Riley has retained his role as quarterbacks coach while adding his new responsibilities of overseeing the defense, special teams, coaching staff, managers and office personnel. Riley has gone from managing roughly 50 people to approximately three times that many. "There's certainly more to keep track of," Riley admitted. "There's more things running through your head."

Has Riley been overwhelmed by it all? Certainly doesn't seem like it.

"Same guy. Same guy, for sure," senior linebacker/defensive end Ogbonnia Okoronkwo said. "We know everything he says is for a reason."

Riley passes credit unto others while explaining his velvet transition to head coach. "The people around me in the program have handled it so well," Riley said. "That's made it smooth on me. I've enjoyed kind of diving into the different parts of it. I love the Xs and Os and coaching in the field, but I enjoy all the other parts of it, too."

Riley assumed control of a national powerhouse without the benefit of running his own spring practice.

He has been submerged in work since replacing Stoops. In addition to acquainting himself with an entire roster rather than just leading offensive players, Riley also dove head-first into recruiting, hired new assistant head coach/defensive tackles coach Ruffin McNeill (his former boss at Texas Tech and East Carolina), granted a slew of media requests (which included Big 12 Media Days last month in Frisco, Texas), partook in Meet the Sooners Day with fans on Saturday at Gaylord Family - Oklahoma Memorial Stadium, which was followed by the team's annual media day in the stadium.

Riley said his winning expectations remain unchanged as head coach. "I feel the same amount that I did as the OC," Riley said. "You feel that at this place. It's not really anything that needs to be said. As a coach, I felt it the first time I walked in the door. I felt it when I came to interview here."

Perhaps most impressive, players agree the attributes they appreciated about Riley as an assistant have remained unchanged as head coach.

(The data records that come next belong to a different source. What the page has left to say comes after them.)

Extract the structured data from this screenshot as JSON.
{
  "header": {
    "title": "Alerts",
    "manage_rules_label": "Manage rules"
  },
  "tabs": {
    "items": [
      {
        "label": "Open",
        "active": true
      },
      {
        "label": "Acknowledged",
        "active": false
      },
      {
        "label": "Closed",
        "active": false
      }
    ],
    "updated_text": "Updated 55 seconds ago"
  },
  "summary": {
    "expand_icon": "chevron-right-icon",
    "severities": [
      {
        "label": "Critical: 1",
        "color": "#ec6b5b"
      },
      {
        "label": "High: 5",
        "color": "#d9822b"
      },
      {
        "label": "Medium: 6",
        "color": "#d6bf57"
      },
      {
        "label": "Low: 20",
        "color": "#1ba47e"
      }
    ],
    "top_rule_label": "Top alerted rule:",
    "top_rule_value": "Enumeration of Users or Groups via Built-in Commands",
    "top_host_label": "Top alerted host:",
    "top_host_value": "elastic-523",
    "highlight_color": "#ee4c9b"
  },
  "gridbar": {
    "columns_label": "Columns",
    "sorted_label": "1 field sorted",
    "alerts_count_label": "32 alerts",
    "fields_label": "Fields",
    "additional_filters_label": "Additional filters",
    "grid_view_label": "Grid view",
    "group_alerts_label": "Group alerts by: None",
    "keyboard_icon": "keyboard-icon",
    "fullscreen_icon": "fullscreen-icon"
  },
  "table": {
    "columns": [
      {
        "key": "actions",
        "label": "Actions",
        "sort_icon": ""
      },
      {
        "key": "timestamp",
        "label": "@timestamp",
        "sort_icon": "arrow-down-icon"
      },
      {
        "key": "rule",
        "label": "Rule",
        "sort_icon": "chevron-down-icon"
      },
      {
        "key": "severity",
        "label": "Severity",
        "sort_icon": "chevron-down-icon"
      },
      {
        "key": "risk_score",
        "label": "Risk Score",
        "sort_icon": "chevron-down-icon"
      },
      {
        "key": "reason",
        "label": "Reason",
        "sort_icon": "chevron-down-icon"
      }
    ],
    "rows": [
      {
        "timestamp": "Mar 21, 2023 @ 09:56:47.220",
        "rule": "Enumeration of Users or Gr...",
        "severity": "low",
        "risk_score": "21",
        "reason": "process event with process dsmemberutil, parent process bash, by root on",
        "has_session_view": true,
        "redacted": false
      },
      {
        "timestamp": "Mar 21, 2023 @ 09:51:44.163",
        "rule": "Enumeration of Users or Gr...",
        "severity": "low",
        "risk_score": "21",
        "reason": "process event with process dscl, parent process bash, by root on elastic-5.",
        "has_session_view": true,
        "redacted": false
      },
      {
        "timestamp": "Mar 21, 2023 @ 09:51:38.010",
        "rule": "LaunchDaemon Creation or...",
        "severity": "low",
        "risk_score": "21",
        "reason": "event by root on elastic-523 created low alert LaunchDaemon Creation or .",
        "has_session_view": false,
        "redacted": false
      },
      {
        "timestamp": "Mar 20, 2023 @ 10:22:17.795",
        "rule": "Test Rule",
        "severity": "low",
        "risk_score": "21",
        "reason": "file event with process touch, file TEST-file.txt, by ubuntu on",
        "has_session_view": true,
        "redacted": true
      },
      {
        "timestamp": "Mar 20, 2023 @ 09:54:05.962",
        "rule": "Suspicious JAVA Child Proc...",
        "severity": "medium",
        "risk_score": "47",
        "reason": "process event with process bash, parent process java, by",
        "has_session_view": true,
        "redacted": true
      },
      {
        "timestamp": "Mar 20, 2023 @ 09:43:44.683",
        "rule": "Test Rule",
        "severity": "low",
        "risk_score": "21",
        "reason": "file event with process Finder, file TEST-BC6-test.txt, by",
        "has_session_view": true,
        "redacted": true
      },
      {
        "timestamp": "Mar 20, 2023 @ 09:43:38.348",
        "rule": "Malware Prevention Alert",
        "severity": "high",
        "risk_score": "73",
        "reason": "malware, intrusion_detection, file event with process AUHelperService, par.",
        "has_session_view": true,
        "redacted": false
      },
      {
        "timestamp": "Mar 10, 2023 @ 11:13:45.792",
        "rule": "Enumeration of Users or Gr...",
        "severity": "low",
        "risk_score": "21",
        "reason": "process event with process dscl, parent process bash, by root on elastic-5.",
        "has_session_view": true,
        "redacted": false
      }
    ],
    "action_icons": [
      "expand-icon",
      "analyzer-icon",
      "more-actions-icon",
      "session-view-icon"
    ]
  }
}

Mayfield said he has kept the same sales pitch whenever discussing Riley. "That's the thing I've always said to recruits and to anybody else. 'The person you meet is the person you're going to get as a coach,'" Mayfield said. "That's the most special thing you can get because you can build a relationship with him and it will be there throughout all phases of life."

Flowers said, "He's absolutely the same (person), and that's one of the things that I appreciate about him. He's stayed true. Whether we've had success after the game, whether we lost the game, he's been the same person."

"I don't think anything's changed about him, but I think his greatest attribute is relating to the players," Samia said. "He's a young guy, but he's also one of the smartest people I've been around. He's able to relate to the players and still get the job done."

"The person you meet is the person you're going to get as a coach."
- Baker Mayfield

Ward describes Riley as "a great listener. Most people think you probably can't talk to your head coach, but you can say anything to Coach Riley. He'll hear you out."

Okoronkwo echoed Ward and particularly appreciates Riley's open-door policy. "He's ready to listen to you anytime, any problem you have," Okoronkwo said. "Even if there's not a problem, he's ready just to talk. His door is open."

"I like his swagger," Beal said. "That's his swag and no one's going to change it for him. He can take this step on his own. In the back of my mind, I always thought he would make a good head coach."

Parker said of Riley, "What I appreciate most is just the way he handles things. Basically, it's the same as Coach Stoops, but it's a little bit more hands-on."

Meanwhile, Wren's admiration for his new head coach is multi-faceted. "The way he goes about things is a great example of how to be a man in life," Wren said.